* Problem to solve *
Examine the records below and count how many lines contain the string "accel". Give only the number.

Saved data entries:
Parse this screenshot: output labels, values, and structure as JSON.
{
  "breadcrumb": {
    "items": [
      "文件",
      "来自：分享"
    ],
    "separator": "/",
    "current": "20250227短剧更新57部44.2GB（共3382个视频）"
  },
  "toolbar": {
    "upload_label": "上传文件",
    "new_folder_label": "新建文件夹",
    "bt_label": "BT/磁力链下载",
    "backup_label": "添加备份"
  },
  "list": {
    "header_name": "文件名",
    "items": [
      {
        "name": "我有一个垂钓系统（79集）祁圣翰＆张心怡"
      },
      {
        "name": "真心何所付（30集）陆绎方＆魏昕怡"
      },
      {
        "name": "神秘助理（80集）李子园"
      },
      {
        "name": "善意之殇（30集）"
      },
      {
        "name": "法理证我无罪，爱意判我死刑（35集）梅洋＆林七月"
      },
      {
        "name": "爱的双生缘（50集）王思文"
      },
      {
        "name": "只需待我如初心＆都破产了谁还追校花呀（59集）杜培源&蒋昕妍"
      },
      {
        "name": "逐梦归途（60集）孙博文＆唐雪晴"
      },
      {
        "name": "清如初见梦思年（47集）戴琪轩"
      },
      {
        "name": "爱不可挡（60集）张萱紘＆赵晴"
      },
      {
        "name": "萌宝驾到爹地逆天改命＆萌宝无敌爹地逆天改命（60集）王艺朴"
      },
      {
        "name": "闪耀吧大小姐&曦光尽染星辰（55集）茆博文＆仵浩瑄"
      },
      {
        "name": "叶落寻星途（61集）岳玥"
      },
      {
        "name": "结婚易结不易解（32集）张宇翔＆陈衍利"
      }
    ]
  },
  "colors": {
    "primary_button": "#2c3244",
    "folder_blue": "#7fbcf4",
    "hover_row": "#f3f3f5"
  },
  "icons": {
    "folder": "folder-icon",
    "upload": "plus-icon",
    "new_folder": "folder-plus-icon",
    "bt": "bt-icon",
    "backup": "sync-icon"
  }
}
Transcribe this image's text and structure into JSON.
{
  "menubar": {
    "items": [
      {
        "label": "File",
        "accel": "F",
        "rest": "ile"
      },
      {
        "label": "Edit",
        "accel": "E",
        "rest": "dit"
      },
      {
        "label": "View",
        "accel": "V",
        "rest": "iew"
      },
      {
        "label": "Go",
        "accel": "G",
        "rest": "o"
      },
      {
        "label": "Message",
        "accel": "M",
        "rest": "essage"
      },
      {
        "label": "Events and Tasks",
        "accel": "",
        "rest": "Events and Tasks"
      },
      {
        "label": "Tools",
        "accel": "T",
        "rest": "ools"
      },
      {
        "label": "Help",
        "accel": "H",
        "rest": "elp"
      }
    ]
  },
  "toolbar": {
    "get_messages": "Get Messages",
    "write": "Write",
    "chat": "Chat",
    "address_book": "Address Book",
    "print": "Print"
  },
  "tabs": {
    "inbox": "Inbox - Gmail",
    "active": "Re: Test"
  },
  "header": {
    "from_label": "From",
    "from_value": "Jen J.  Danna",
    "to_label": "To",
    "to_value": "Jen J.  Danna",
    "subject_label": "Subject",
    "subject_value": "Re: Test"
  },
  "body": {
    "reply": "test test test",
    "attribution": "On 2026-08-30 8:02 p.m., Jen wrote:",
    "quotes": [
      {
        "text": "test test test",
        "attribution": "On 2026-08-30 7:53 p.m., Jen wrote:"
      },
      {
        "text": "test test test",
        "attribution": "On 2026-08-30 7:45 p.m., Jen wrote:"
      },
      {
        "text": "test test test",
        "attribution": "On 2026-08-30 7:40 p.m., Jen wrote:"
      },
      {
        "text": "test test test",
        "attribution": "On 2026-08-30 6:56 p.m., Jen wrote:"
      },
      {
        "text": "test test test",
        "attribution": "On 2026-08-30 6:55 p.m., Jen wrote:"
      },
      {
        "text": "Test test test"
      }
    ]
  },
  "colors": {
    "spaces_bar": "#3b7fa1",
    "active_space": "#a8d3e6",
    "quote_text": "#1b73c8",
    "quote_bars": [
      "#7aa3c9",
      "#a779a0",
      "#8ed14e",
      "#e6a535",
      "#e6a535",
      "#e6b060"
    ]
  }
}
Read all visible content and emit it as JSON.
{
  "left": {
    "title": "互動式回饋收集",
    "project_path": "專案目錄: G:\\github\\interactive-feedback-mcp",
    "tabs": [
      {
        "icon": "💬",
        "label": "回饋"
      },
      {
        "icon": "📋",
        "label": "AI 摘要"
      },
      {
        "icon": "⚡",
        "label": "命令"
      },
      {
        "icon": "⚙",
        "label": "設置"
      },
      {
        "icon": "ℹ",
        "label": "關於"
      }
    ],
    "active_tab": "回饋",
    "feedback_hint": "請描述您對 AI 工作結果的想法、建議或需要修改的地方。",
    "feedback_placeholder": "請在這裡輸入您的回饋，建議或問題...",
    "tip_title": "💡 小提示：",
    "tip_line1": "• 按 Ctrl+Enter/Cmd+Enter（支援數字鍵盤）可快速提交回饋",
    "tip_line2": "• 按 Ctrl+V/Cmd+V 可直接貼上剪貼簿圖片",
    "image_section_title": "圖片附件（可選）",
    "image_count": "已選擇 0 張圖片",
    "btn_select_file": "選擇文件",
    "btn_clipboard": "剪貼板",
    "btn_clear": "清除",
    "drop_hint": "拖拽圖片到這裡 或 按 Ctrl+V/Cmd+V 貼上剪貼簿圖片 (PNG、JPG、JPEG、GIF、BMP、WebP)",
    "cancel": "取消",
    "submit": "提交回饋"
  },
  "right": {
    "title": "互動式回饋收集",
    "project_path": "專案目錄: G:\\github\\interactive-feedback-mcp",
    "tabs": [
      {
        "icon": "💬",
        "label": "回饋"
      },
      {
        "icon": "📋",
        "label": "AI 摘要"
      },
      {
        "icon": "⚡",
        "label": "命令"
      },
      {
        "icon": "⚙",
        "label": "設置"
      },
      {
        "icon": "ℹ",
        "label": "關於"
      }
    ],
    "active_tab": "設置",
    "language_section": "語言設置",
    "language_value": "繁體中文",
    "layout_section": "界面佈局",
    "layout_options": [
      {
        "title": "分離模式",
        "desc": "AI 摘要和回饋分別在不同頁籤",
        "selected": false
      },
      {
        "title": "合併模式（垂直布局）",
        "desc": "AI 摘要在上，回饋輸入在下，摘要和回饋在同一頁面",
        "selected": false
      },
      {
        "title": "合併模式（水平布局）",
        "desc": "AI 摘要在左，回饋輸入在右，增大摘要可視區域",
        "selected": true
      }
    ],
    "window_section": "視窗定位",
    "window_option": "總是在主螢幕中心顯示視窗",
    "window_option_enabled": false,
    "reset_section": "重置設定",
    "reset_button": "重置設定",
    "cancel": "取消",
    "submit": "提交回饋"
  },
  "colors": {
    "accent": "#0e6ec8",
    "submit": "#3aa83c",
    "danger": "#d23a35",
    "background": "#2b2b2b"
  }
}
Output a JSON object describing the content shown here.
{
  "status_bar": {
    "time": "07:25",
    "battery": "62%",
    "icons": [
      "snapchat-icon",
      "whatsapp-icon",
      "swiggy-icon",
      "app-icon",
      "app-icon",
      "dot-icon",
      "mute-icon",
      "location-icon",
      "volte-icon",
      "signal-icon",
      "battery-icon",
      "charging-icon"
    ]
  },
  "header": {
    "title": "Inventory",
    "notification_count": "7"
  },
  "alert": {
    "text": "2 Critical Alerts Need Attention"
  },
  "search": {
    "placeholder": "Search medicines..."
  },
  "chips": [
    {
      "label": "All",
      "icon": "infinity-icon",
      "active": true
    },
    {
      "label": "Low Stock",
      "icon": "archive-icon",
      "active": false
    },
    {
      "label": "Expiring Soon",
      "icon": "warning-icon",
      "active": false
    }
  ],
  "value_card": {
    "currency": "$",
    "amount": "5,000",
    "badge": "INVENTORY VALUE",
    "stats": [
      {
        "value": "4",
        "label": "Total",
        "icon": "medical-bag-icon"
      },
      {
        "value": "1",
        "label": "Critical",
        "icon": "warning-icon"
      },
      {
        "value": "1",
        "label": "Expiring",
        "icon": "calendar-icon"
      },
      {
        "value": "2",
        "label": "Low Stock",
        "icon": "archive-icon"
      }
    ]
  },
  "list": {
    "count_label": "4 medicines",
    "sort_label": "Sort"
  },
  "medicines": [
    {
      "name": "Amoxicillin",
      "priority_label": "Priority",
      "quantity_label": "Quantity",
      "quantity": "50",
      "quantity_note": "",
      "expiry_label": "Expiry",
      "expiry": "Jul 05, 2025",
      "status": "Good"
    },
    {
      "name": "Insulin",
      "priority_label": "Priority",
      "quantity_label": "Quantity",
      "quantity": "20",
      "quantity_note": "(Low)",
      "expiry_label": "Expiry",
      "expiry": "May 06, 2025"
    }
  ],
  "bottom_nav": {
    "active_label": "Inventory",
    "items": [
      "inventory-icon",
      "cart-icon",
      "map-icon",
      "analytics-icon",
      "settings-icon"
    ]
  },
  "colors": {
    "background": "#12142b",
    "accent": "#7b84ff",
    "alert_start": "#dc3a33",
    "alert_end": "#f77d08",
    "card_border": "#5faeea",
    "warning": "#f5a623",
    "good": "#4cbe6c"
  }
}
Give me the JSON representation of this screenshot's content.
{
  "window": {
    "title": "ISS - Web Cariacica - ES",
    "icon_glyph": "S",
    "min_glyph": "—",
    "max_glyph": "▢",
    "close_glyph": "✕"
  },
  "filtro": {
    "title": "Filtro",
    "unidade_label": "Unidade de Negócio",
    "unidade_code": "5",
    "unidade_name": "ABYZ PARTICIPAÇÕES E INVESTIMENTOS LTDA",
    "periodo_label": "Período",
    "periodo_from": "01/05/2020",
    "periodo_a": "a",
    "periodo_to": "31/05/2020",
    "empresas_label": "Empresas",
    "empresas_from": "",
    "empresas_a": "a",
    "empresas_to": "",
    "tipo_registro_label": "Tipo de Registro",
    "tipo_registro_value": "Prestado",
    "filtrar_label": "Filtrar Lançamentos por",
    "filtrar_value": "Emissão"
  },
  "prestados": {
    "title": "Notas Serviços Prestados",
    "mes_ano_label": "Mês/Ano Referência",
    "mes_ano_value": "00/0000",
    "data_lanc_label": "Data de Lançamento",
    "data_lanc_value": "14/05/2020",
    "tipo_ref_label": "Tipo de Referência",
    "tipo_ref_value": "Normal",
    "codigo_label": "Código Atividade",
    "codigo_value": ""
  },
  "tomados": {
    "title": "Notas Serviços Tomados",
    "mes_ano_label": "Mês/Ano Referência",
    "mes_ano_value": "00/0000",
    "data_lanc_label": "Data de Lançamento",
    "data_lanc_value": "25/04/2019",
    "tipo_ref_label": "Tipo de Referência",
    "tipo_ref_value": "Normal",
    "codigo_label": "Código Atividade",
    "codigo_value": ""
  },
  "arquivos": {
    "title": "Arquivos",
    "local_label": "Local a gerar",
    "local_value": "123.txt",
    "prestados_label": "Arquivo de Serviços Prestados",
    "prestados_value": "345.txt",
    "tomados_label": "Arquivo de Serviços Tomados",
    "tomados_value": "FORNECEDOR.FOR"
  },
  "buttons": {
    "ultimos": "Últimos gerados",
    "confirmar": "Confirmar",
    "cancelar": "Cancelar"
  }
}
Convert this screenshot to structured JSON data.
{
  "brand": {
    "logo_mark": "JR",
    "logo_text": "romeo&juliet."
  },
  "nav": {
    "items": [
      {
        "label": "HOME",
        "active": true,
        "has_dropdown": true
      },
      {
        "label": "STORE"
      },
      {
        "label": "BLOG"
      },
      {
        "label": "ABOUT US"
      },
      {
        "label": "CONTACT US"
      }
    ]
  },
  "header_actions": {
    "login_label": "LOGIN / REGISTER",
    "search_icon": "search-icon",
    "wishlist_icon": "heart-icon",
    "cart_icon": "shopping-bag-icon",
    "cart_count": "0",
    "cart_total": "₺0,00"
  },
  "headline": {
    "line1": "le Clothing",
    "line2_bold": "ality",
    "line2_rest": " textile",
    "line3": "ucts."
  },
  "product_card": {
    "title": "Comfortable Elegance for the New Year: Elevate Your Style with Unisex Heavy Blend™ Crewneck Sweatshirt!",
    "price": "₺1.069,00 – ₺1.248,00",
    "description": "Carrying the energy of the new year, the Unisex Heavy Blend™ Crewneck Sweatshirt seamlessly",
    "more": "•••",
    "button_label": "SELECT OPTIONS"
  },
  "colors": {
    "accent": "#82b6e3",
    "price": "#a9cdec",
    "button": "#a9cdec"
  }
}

* Reply to the task *
8